§ Records for the task
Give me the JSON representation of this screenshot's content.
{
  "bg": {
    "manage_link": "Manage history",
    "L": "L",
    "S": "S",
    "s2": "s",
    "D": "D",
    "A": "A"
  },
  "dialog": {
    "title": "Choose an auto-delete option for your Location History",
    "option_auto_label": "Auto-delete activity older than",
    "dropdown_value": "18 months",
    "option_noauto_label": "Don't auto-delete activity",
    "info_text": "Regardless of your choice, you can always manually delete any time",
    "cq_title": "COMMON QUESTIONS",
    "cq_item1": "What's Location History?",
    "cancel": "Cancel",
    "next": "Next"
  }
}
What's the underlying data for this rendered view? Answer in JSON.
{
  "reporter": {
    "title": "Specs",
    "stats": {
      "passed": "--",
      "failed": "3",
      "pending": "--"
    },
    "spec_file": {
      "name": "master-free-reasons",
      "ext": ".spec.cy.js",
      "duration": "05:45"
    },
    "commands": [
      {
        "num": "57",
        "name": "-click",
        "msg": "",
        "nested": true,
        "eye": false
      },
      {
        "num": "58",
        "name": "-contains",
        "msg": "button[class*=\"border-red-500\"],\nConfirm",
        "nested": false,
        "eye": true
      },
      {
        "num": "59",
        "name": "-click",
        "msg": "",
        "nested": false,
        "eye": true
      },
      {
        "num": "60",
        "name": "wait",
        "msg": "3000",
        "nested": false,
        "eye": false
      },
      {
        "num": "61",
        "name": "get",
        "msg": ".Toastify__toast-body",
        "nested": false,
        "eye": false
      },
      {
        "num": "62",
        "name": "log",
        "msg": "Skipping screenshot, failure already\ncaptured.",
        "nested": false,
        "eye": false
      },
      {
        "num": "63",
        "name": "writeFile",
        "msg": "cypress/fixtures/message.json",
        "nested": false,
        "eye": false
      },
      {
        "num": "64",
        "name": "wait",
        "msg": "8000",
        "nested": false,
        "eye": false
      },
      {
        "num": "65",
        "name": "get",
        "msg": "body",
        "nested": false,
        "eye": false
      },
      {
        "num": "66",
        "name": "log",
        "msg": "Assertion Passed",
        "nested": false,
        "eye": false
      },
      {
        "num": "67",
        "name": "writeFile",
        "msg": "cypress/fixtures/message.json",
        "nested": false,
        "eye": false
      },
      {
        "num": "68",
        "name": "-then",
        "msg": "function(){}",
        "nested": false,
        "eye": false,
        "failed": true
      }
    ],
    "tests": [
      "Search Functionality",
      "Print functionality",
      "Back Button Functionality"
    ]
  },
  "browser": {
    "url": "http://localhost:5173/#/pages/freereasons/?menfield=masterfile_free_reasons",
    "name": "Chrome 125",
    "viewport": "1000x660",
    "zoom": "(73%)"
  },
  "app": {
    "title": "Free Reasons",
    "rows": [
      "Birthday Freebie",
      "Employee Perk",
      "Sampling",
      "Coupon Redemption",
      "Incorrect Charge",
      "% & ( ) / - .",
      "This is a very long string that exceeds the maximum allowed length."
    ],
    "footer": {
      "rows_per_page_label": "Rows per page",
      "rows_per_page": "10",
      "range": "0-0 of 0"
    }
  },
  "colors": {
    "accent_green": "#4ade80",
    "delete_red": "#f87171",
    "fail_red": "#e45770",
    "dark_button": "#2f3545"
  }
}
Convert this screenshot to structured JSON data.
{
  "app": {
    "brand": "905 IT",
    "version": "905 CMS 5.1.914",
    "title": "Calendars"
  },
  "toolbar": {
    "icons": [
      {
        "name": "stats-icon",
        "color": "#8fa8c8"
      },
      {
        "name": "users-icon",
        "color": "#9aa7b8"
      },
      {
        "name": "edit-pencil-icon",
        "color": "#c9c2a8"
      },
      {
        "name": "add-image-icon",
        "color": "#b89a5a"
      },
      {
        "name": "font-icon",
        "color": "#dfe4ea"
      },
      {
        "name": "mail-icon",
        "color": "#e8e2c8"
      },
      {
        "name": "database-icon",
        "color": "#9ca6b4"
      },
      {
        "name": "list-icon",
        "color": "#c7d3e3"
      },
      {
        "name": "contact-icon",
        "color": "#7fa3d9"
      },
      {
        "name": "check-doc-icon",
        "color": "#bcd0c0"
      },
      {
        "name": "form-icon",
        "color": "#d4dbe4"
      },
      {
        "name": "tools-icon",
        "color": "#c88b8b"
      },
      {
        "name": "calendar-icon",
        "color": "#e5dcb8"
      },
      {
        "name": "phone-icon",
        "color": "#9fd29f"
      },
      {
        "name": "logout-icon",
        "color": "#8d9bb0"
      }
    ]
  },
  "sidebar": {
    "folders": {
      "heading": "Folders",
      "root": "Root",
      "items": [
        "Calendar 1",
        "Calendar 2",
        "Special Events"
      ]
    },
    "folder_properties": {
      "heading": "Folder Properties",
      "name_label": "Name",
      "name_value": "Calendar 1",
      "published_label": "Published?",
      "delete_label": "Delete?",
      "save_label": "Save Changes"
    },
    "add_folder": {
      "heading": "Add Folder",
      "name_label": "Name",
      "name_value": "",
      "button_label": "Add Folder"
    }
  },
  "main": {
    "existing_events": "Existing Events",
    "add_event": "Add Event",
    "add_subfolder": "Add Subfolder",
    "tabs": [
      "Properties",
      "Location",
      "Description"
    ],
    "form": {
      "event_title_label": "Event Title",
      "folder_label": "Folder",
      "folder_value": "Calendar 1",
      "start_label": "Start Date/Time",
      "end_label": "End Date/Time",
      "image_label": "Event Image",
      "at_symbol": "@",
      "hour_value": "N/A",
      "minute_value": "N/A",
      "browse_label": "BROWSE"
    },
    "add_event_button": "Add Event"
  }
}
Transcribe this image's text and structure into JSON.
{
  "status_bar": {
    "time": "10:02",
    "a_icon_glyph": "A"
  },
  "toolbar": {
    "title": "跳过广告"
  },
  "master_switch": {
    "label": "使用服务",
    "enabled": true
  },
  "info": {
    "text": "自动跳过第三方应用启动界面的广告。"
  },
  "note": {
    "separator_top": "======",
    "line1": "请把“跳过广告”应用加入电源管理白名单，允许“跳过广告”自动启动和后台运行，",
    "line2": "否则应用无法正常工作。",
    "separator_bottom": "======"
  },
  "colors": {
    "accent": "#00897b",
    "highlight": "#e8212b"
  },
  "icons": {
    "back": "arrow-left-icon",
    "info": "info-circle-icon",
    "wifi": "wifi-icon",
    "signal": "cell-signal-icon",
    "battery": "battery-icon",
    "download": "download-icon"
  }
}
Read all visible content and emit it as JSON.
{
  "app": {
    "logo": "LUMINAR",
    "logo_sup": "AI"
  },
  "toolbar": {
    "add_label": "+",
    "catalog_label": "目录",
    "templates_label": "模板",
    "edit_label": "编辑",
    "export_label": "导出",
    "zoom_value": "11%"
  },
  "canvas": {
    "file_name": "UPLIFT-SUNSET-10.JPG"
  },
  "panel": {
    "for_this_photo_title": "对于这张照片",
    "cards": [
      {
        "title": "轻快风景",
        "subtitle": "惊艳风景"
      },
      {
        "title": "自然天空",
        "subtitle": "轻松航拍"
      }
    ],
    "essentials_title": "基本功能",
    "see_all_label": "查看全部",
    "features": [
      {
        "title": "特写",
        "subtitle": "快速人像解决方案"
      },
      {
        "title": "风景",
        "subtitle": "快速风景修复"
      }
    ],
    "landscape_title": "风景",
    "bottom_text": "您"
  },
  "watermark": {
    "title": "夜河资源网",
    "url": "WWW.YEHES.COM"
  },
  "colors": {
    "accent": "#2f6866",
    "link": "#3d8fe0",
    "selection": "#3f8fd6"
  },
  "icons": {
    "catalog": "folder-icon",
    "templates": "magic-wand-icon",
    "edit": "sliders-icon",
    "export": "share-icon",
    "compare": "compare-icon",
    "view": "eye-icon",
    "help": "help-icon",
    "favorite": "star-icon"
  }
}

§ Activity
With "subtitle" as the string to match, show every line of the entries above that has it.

§ Expected answer
        "subtitle": "惊艳风景"
        "subtitle": "轻松航拍"
        "subtitle": "快速人像解决方案"
        "subtitle": "快速风景修复"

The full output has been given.